Media reports suggest that eight retired players, including England’s World Cup winning hooker Steve Thompson, are taking action against World Rugby and their respective national governing bodies. A host of additional players are thought to considering being part of the legal case, which centres on a claim that the governing bodies were negligent in failing to protect the players from sustaining brain injuries during their careers.
Thompson, 42, was diagnosed with early onset dementia and probable CTE in November. Speaking to the Daily Mail, he said: “I have no recollection of winning the World Cup in 2003, or of being in Australia for the tournament. It's like I'm watching the game with England playing and I can see me there, but I wasn't there, because it's not me.
“It's just bizarre. People talk about stories, and since the World Cup I've talked to the lads that were there, and you pick up stories, and then you can talk about it, but it's not me being there, it's not me doing it, because it's just gone.
“I went from working on a building site and training twice a week to training every day, sometimes twice a day.
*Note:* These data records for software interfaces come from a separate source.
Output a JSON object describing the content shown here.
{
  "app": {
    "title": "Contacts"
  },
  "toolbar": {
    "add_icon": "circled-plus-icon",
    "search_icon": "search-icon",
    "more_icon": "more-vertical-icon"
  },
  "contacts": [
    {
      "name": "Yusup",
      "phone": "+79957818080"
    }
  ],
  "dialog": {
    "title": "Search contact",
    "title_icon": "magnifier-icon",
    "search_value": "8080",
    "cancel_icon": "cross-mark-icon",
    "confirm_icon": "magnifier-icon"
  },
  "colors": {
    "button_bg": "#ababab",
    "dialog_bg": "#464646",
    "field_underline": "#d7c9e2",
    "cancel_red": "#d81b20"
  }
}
Many of those training sessions were contact sessions using a scrummage machine and I would be in the thick of things, with all the pressure pushed on me.
“It was not uncommon for me to be left dazed, seeing white spots and not knowing where I was for a few seconds, sometimes I would pass out completely. It was just an accepted part and parcel of training. I really wished that I had ended my career earlier, maybe my diagnosis might not be so bleak.”
Peter McCabe, Chief Executive of Headway – the brain injury association, said: “Reports of a possible class action lawsuit on behalf of former rugby players should be a wake-up call for all contact sports. It took similar action in the USA to force the NFL to recognise the seriousness of the issue and accept that it simply had to change in order to better protect the short and long-term health of players.
“Rugby has made progress in dealing with the issue of concussion in recent years but reports of former players now living with neurological conditions or brain injuries will no doubt be a concern to all those who love and play the sport.
“But let’s be clear: this is not an issue for rugby alone. All sports owe a duty of care to those who take part. Given what we now know about concussion and the cumulative, long-term effects of repeated blows to the head, no sport can afford to be complacent in the way it addresses head injuries.”Back